=== RECORDS TO PROCESS ===

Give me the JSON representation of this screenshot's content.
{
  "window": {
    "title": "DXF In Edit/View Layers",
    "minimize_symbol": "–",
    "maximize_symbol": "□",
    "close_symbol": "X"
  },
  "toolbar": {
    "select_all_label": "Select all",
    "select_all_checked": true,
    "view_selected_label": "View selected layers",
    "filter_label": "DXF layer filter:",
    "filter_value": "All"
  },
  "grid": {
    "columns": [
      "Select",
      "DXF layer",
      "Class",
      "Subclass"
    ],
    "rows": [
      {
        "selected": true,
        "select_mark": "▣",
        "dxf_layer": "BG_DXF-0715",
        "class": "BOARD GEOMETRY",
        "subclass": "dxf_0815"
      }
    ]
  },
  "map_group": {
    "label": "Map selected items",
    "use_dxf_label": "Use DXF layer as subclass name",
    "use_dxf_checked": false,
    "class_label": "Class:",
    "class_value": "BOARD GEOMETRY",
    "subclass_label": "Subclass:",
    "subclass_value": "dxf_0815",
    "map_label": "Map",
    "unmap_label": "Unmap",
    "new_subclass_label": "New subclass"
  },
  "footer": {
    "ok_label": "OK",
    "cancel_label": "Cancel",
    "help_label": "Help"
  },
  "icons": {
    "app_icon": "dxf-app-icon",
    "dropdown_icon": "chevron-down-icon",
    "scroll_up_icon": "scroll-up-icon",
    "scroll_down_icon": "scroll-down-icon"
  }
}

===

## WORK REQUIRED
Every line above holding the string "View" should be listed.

## RESULT BELOW
    "title": "DXF In Edit/View Layers",
    "view_selected_label": "View selected layers",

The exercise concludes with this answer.